Exercise materials.
+--

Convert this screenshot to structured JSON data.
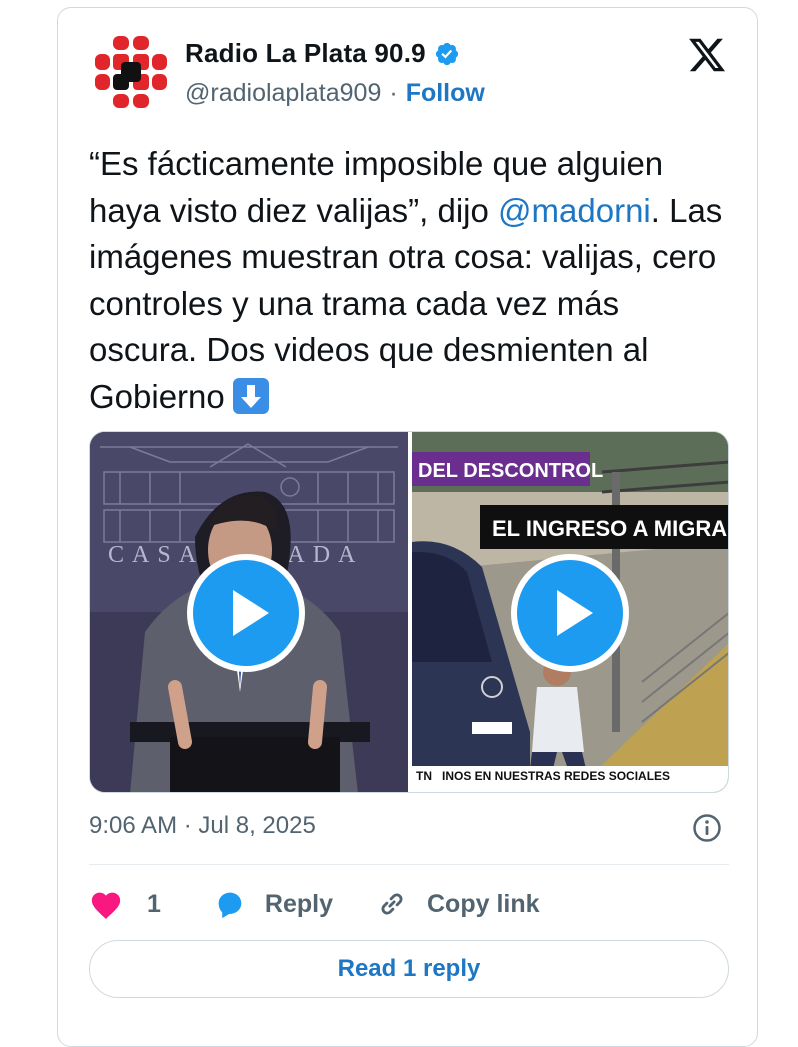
{
  "author": {
    "display_name": "Radio La Plata 90.9",
    "handle": "@radiolaplata909",
    "separator": "·",
    "follow_label": "Follow"
  },
  "tweet": {
    "text_part1": "“Es fácticamente imposible que alguien haya visto diez valijas”, dijo ",
    "mention": "@madorni",
    "text_part2": ". Las imágenes muestran otra cosa: valijas, cero controles y una trama cada vez más oscura. Dos videos que desmienten al Gobierno",
    "emoji": "down-arrow-emoji"
  },
  "media": {
    "video1": {
      "caption_text": "CASA ROSADA",
      "icon": "play-icon"
    },
    "video2": {
      "overlay_tag": "DEL DESCONTROL",
      "overlay_title": "EL INGRESO A MIGRACI",
      "ticker_source": "TN",
      "ticker_text": "INOS EN NUESTRAS REDES SOCIALES",
      "icon": "play-icon"
    }
  },
  "timestamp": "9:06 AM · Jul 8, 2025",
  "actions": {
    "like_count": "1",
    "reply_label": "Reply",
    "copy_link_label": "Copy link"
  },
  "read_replies_label": "Read 1 reply",
  "colors": {
    "link_blue": "#1d77c4",
    "heart_pink": "#f91880",
    "play_blue": "#1d9bf0",
    "avatar_red": "#e0262b"
  }
}
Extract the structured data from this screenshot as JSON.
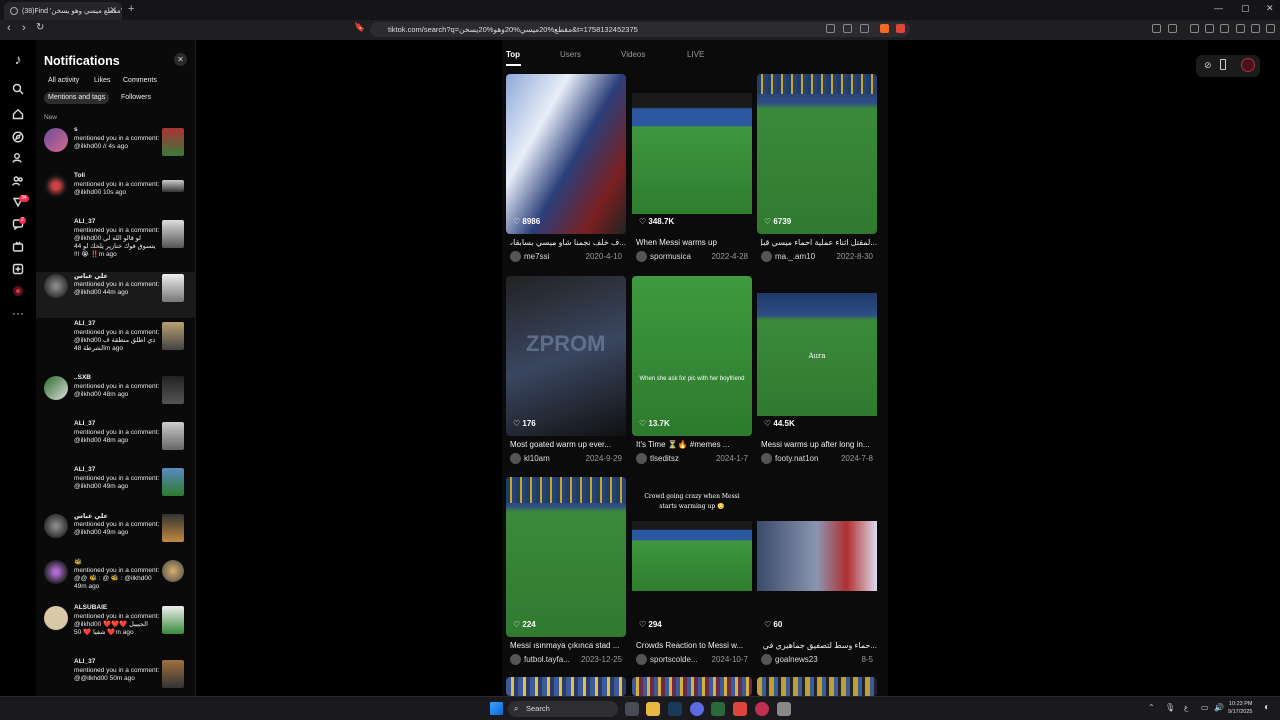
{
  "browser": {
    "tab_title": "(38)Find 'مقطع ميسي وهو يسخن'",
    "url": "tiktok.com/search?q=مقطع%20ميسي%20وهو%20يسخن&t=1758132452375"
  },
  "notifications": {
    "title": "Notifications",
    "filters": [
      "All activity",
      "Likes",
      "Comments",
      "Mentions and tags",
      "Followers"
    ],
    "section_label": "New",
    "items": [
      {
        "name": "s",
        "text": "mentioned you in a comment: @ilkhd00 // 4s ago"
      },
      {
        "name": "Toli",
        "text": "mentioned you in a comment: @ilkhd00 10s ago"
      },
      {
        "name": "ALI_37",
        "text": "mentioned you in a comment: @ilkhd00 لو قالو الله لي يتسوق فوك خنازير يلحك لو 44 !!! 😭 ‼️m ago"
      },
      {
        "name": "علي عباس",
        "text": "mentioned you in a comment: @ilkhd00 44m ago"
      },
      {
        "name": "ALI_37",
        "text": "mentioned you in a comment: @ilkhd00 ذي اطلق منطقة ف الشرطة 48m ago"
      },
      {
        "name": "..SXB",
        "text": "mentioned you in a comment: @ilkhd00 48m ago"
      },
      {
        "name": "ALI_37",
        "text": "mentioned you in a comment: @ilkhd00 48m ago"
      },
      {
        "name": "ALI_37",
        "text": "mentioned you in a comment: @ilkhd00 49m ago"
      },
      {
        "name": "علي عباس",
        "text": "mentioned you in a comment: @ilkhd00 49m ago"
      },
      {
        "name": "🐝",
        "text": "mentioned you in a comment: @@ 🐝 : @ 🐝 : @ilkhd00 49m ago"
      },
      {
        "name": "ALSUBAIE",
        "text": "mentioned you in a comment: @ilkhd00 ❤️❤️❤️ الجيييل شفيا ❤️ 50 ❤️m ago"
      },
      {
        "name": "ALI_37",
        "text": "mentioned you in a comment: @@ilkhd00 50m ago"
      }
    ]
  },
  "search_tabs": [
    "Top",
    "Users",
    "Videos",
    "LIVE"
  ],
  "videos": [
    {
      "likes": "8986",
      "desc": "...ف خلف نجمنا شاو ميسي بسابقات الأحماء",
      "author": "me7ssi",
      "date": "2020-4-10"
    },
    {
      "likes": "348.7K",
      "desc": "When Messi warms up",
      "author": "spormusica",
      "date": "2022-4-28"
    },
    {
      "likes": "6739",
      "desc": "...لمقتل اثناء عملية احماء ميسي قبل الدخول",
      "author": "ma._.am10",
      "date": "2022-8-30"
    },
    {
      "likes": "176",
      "desc": "Most goated warm up ever...",
      "author": "kl10am",
      "date": "2024-9-29"
    },
    {
      "likes": "13.7K",
      "desc": "It's Time ⏳🔥 #memes ...",
      "author": "tlseditsz",
      "date": "2024-1-7"
    },
    {
      "likes": "44.5K",
      "desc": "Messi warms up after long in...",
      "author": "footy.nat1on",
      "date": "2024-7-8"
    },
    {
      "likes": "224",
      "desc": "Messi ısınmaya çıkınca stad ...",
      "author": "futbol.tayfa...",
      "date": "2023-12-25"
    },
    {
      "likes": "294",
      "desc": "Crowds Reaction to Messi w...",
      "author": "sportscolde...",
      "date": "2024-10-7"
    },
    {
      "likes": "60",
      "desc": "...حماء وسط لتصفيق جماهيري في كامب نو",
      "author": "goalnews23",
      "date": "8-5"
    }
  ],
  "video_overlays": {
    "v4": "When she ask for pic with her boyfriend",
    "v5": "Aura",
    "v7": "Crowd going crazy when Messi starts warming up 😳"
  },
  "taskbar": {
    "search_placeholder": "Search",
    "time": "10:23 PM",
    "date": "9/17/2025"
  }
}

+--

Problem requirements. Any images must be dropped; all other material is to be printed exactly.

Completed task.
Convert this screenshot to structured JSON data.
{
  "author": {
    "display_name": "Radio La Plata 90.9",
    "handle": "@radiolaplata909",
    "separator": "·",
    "follow_label": "Follow"
  },
  "tweet": {
    "text_part1": "“Es fácticamente imposible que alguien haya visto diez valijas”, dijo ",
    "mention": "@madorni",
    "text_part2": ". Las imágenes muestran otra cosa: valijas, cero controles y una trama cada vez más oscura. Dos videos que desmienten al Gobierno",
    "emoji": "down-arrow-emoji"
  },
  "media": {
    "video1": {
      "caption_text": "CASA ROSADA",
      "icon": "play-icon"
    },
    "video2": {
      "overlay_tag": "DEL DESCONTROL",
      "overlay_title": "EL INGRESO A MIGRACI",
      "ticker_source": "TN",
      "ticker_text": "INOS EN NUESTRAS REDES SOCIALES",
      "icon": "play-icon"
    }
  },
  "timestamp": "9:06 AM · Jul 8, 2025",
  "actions": {
    "like_count": "1",
    "reply_label": "Reply",
    "copy_link_label": "Copy link"
  },
  "read_replies_label": "Read 1 reply",
  "colors": {
    "link_blue": "#1d77c4",
    "heart_pink": "#f91880",
    "play_blue": "#1d9bf0",
    "avatar_red": "#e0262b"
  }
}
Extract the structured data from this screenshot as JSON.
{
  "browser": {
    "tab_title": "(38)Find 'مقطع ميسي وهو يسخن'",
    "url": "tiktok.com/search?q=مقطع%20ميسي%20وهو%20يسخن&t=1758132452375"
  },
  "notifications": {
    "title": "Notifications",
    "filters": [
      "All activity",
      "Likes",
      "Comments",
      "Mentions and tags",
      "Followers"
    ],
    "section_label": "New",
    "items": [
      {
        "name": "s",
        "text": "mentioned you in a comment: @ilkhd00 // 4s ago"
      },
      {
        "name": "Toli",
        "text": "mentioned you in a comment: @ilkhd00 10s ago"
      },
      {
        "name": "ALI_37",
        "text": "mentioned you in a comment: @ilkhd00 لو قالو الله لي يتسوق فوك خنازير يلحك لو 44 !!! 😭 ‼️m ago"
      },
      {
        "name": "علي عباس",
        "text": "mentioned you in a comment: @ilkhd00 44m ago"
      },
      {
        "name": "ALI_37",
        "text": "mentioned you in a comment: @ilkhd00 ذي اطلق منطقة ف الشرطة 48m ago"
      },
      {
        "name": "..SXB",
        "text": "mentioned you in a comment: @ilkhd00 48m ago"
      },
      {
        "name": "ALI_37",
        "text": "mentioned you in a comment: @ilkhd00 48m ago"
      },
      {
        "name": "ALI_37",
        "text": "mentioned you in a comment: @ilkhd00 49m ago"
      },
      {
        "name": "علي عباس",
        "text": "mentioned you in a comment: @ilkhd00 49m ago"
      },
      {
        "name": "🐝",
        "text": "mentioned you in a comment: @@ 🐝 : @ 🐝 : @ilkhd00 49m ago"
      },
      {
        "name": "ALSUBAIE",
        "text": "mentioned you in a comment: @ilkhd00 ❤️❤️❤️ الجيييل شفيا ❤️ 50 ❤️m ago"
      },
      {
        "name": "ALI_37",
        "text": "mentioned you in a comment: @@ilkhd00 50m ago"
      }
    ]
  },
  "search_tabs": [
    "Top",
    "Users",
    "Videos",
    "LIVE"
  ],
  "videos": [
    {
      "likes": "8986",
      "desc": "...ف خلف نجمنا شاو ميسي بسابقات الأحماء",
      "author": "me7ssi",
      "date": "2020-4-10"
    },
    {
      "likes": "348.7K",
      "desc": "When Messi warms up",
      "author": "spormusica",
      "date": "2022-4-28"
    },
    {
      "likes": "6739",
      "desc": "...لمقتل اثناء عملية احماء ميسي قبل الدخول",
      "author": "ma._.am10",
      "date": "2022-8-30"
    },
    {
      "likes": "176",
      "desc": "Most goated warm up ever...",
      "author": "kl10am",
      "date": "2024-9-29"
    },
    {
      "likes": "13.7K",
      "desc": "It's Time ⏳🔥 #memes ...",
      "author": "tlseditsz",
      "date": "2024-1-7"
    },
    {
      "likes": "44.5K",
      "desc": "Messi warms up after long in...",
      "author": "footy.nat1on",
      "date": "2024-7-8"
    },
    {
      "likes": "224",
      "desc": "Messi ısınmaya çıkınca stad ...",
      "author": "futbol.tayfa...",
      "date": "2023-12-25"
    },
    {
      "likes": "294",
      "desc": "Crowds Reaction to Messi w...",
      "author": "sportscolde...",
      "date": "2024-10-7"
    },
    {
      "likes": "60",
      "desc": "...حماء وسط لتصفيق جماهيري في كامب نو",
      "author": "goalnews23",
      "date": "8-5"
    }
  ],
  "video_overlays": {
    "v4": "When she ask for pic with her boyfriend",
    "v5": "Aura",
    "v7": "Crowd going crazy when Messi starts warming up 😳"
  },
  "taskbar": {
    "search_placeholder": "Search",
    "time": "10:23 PM",
    "date": "9/17/2025"
  }
}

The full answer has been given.